**PROBLEM DETAILS:**
Repeat the data exactly, leaving out any image.

**MATERIALS PROVIDED:**
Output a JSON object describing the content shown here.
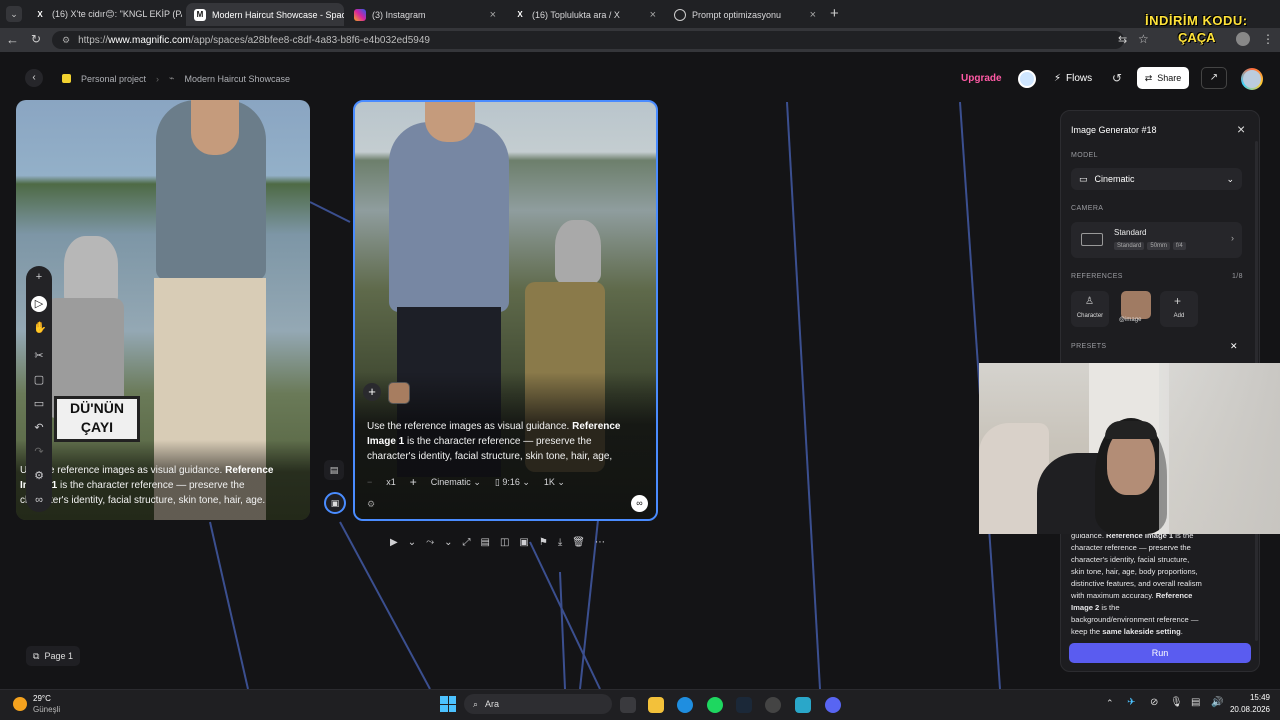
{
  "tabs": [
    {
      "title": "(16) X'te cidır😊: \"KNGL EKİP (PAR",
      "favicon": "X",
      "active": false
    },
    {
      "title": "Modern Haircut Showcase - Space",
      "favicon": "M",
      "active": true
    },
    {
      "title": "(3) Instagram",
      "favicon": "ig",
      "active": false
    },
    {
      "title": "(16) Toplulukta ara / X",
      "favicon": "X",
      "active": false
    },
    {
      "title": "Prompt optimizasyonu",
      "favicon": "◯",
      "active": false
    }
  ],
  "address": {
    "prefix": "https://",
    "domain": "www.magnific.com",
    "path": "/app/spaces/a28bfee8-c8df-4a83-b8f6-e4b032ed5949"
  },
  "promo": {
    "line1": "İNDİRİM KODU:",
    "line2": "ÇAÇA"
  },
  "header": {
    "project": "Personal project",
    "space": "Modern Haircut Showcase",
    "upgrade": "Upgrade",
    "flows": "Flows",
    "share": "Share"
  },
  "node_left": {
    "prompt_parts": [
      "Use the reference images as visual guidance. ",
      "Reference Image 1",
      " is the character reference — preserve the character's identity, facial structure, skin tone, hair, age."
    ],
    "sign": [
      "DÜ'NÜN",
      "ÇAYI"
    ]
  },
  "node_right": {
    "prompt_l1a": "Use the reference images as visual guidance. ",
    "prompt_l1b": "Reference",
    "prompt_l2a": "Image 1",
    "prompt_l2b": " is the character reference — preserve the",
    "prompt_l3": "character's identity, facial structure, skin tone, hair, age,",
    "count": "x1",
    "model": "Cinematic",
    "ratio": "9:16",
    "resolution": "1K"
  },
  "panel": {
    "title": "Image Generator #18",
    "model_label": "MODEL",
    "model_value": "Cinematic",
    "camera_label": "CAMERA",
    "camera_value": "Standard",
    "camera_tags": [
      "Standard",
      "50mm",
      "f/4"
    ],
    "references_label": "REFERENCES",
    "references_count": "1/8",
    "ref_character": "Character",
    "ref_image": "@image",
    "ref_add": "Add",
    "presets_label": "PRESETS",
    "prompt_lines": [
      {
        "t": "guidance. ",
        "b": "Reference Image 1",
        "r": " is the"
      },
      {
        "t": "character reference — preserve the"
      },
      {
        "t": "character's identity, facial structure,"
      },
      {
        "t": "skin tone, hair, age, body proportions,"
      },
      {
        "t": "distinctive features, and overall realism"
      },
      {
        "t": "with maximum accuracy. ",
        "b": "Reference"
      },
      {
        "b": "Image 2",
        "r": " is the"
      },
      {
        "t": "background/environment reference —"
      },
      {
        "t": "keep the ",
        "b": "same lakeside setting",
        "r": "."
      }
    ],
    "run": "Run"
  },
  "page": "Page 1",
  "taskbar": {
    "weather_temp": "29°C",
    "weather_desc": "Güneşli",
    "search": "Ara",
    "time": "15:49",
    "date": "20.08.2026"
  },
  "colors": {
    "accent": "#5a5cf0",
    "upgrade": "#ff5aa5",
    "selection": "#4a8cff"
  }
}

**RESULT BELOW:**
Output a JSON object describing the content shown here.
{
  "tabs": [
    {
      "title": "(16) X'te cidır😊: \"KNGL EKİP (PAR",
      "favicon": "X",
      "active": false
    },
    {
      "title": "Modern Haircut Showcase - Space",
      "favicon": "M",
      "active": true
    },
    {
      "title": "(3) Instagram",
      "favicon": "ig",
      "active": false
    },
    {
      "title": "(16) Toplulukta ara / X",
      "favicon": "X",
      "active": false
    },
    {
      "title": "Prompt optimizasyonu",
      "favicon": "◯",
      "active": false
    }
  ],
  "address": {
    "prefix": "https://",
    "domain": "www.magnific.com",
    "path": "/app/spaces/a28bfee8-c8df-4a83-b8f6-e4b032ed5949"
  },
  "promo": {
    "line1": "İNDİRİM KODU:",
    "line2": "ÇAÇA"
  },
  "header": {
    "project": "Personal project",
    "space": "Modern Haircut Showcase",
    "upgrade": "Upgrade",
    "flows": "Flows",
    "share": "Share"
  },
  "node_left": {
    "prompt_parts": [
      "Use the reference images as visual guidance. ",
      "Reference Image 1",
      " is the character reference — preserve the character's identity, facial structure, skin tone, hair, age."
    ],
    "sign": [
      "DÜ'NÜN",
      "ÇAYI"
    ]
  },
  "node_right": {
    "prompt_l1a": "Use the reference images as visual guidance. ",
    "prompt_l1b": "Reference",
    "prompt_l2a": "Image 1",
    "prompt_l2b": " is the character reference — preserve the",
    "prompt_l3": "character's identity, facial structure, skin tone, hair, age,",
    "count": "x1",
    "model": "Cinematic",
    "ratio": "9:16",
    "resolution": "1K"
  },
  "panel": {
    "title": "Image Generator #18",
    "model_label": "MODEL",
    "model_value": "Cinematic",
    "camera_label": "CAMERA",
    "camera_value": "Standard",
    "camera_tags": [
      "Standard",
      "50mm",
      "f/4"
    ],
    "references_label": "REFERENCES",
    "references_count": "1/8",
    "ref_character": "Character",
    "ref_image": "@image",
    "ref_add": "Add",
    "presets_label": "PRESETS",
    "prompt_lines": [
      {
        "t": "guidance. ",
        "b": "Reference Image 1",
        "r": " is the"
      },
      {
        "t": "character reference — preserve the"
      },
      {
        "t": "character's identity, facial structure,"
      },
      {
        "t": "skin tone, hair, age, body proportions,"
      },
      {
        "t": "distinctive features, and overall realism"
      },
      {
        "t": "with maximum accuracy. ",
        "b": "Reference"
      },
      {
        "b": "Image 2",
        "r": " is the"
      },
      {
        "t": "background/environment reference —"
      },
      {
        "t": "keep the ",
        "b": "same lakeside setting",
        "r": "."
      }
    ],
    "run": "Run"
  },
  "page": "Page 1",
  "taskbar": {
    "weather_temp": "29°C",
    "weather_desc": "Güneşli",
    "search": "Ara",
    "time": "15:49",
    "date": "20.08.2026"
  },
  "colors": {
    "accent": "#5a5cf0",
    "upgrade": "#ff5aa5",
    "selection": "#4a8cff"
  }
}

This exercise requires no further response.